Respect for the autonomy of learners

Monitoring and feedback

Sufficient time for the task


  • Capdeferro, N., & Romero, M. (2012). Are online learners frustrated with collaborative learning experiences?. The International review of research in open and distance learning, 13(2), 26-44.
  • Brindley, J.,Blaschke, L. M., & Walti, C. (2009). Creating effective collaborative learning groups in an online environment. The International Review of Research in Open and Distance Learning, 10(3) .
  • Wenger, E. (2010). Communities of practice and social learning systems: the career of a concept. In Social learning systems and communities of practice(pp. 179-198). Springer London,

Tweetchat in the evening


Fun, but difficult to master. I did all mistakes, misspellings, too many characters, am I tweeting all world, our ONL152 community, or only Alastair?

But luckily I realised I will never know if I don’t try. I made the whole chat on my mobile, which was a challenge. Opening Tweetdeck after the chat was over, revealed much more tweets, several people that were not shown on my display, and new threads to follow.

And more, people were putting up links to new tools on our common G+ (the videolinks), and the topics on the chat were important ones.

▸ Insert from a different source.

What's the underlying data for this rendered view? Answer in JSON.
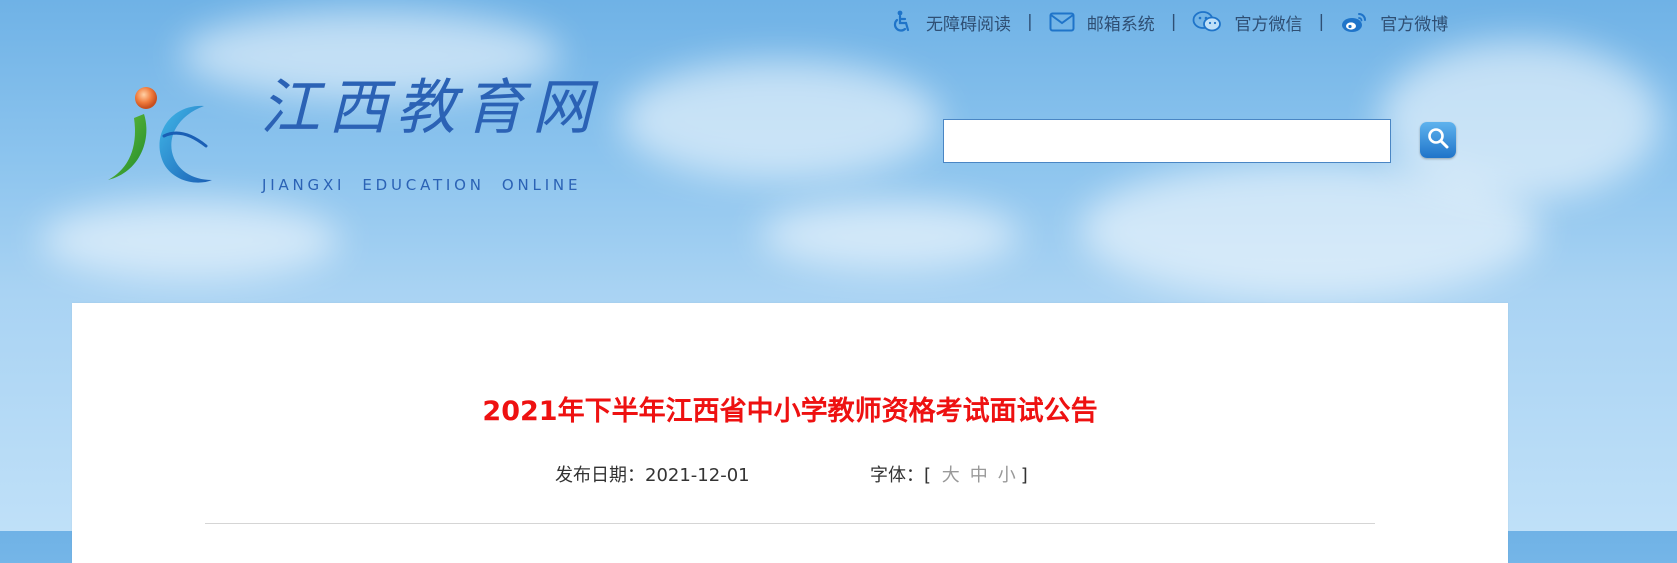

I liked it, and will try again.

Digital Pierre


The confusion that starts the digital literacy process may evoke anger among the students. Their frustration might be expressed as blaming the teachers. However, if the teachers are available, that should be enough to support guidance. The learning must take place within the students, and as a teacher you cannot baby feed them. So, even if they ask, you can’t give too detailed instructions. If the teachers were providing everything upfront, the students would not integrate it in their learning. So, I think it is OK the give wide instructions, and let everyone find their own way. Pending that teachers are available for their questions.

Feedback is a major courtesy, and may provide new perspectives. Therefore it should be given as ”Two stars and a wished” that I formulated in my former posting. The focus now is to understand why a person is holding back.  I think the main reason is – fear. Of not fitting in, or to show yourself. In this sense these attributes includes: confusion (first experience), anger (vs. the teachers and originating from the confusion), and fear to show your identity in this new and unchartered setting. This fear was also discussed in my former blog, but also by Sanisha in her blog.

Adaptation from the JISC guide (https://www.jisc.ac.uk/guides/developing-digital-literacies), leads me into four major categories of reflection:

  1. Communicate – actively participate in digital networks for learning and research
  2. Confident – manage my online identity
  3. Creative – critically read and creatively produce communication in a range of media
  4. Critical evaluation – of content, platform, editors, and the technological platform

I think the platform is very important. For example; there are great differences between different LMS (learning management systems). As we now head for an open network learning system, it need to catch all core elements.  I prefer to put this into the context provided by Sara in her webinar, which is the fourth category above.

As a last reflection I think it is too easy to be anonymous on the net. Civilisation is something we have created in common, based on voluntarily and legal codes for behavior. Creative Commons is an example of such context of mutual understanding and respect. The net where people are unidentified I think is a threat. This means that the clue to overcome this downside, is by being identified in all your net doings. This means you need to manage your personal and digital identity differently.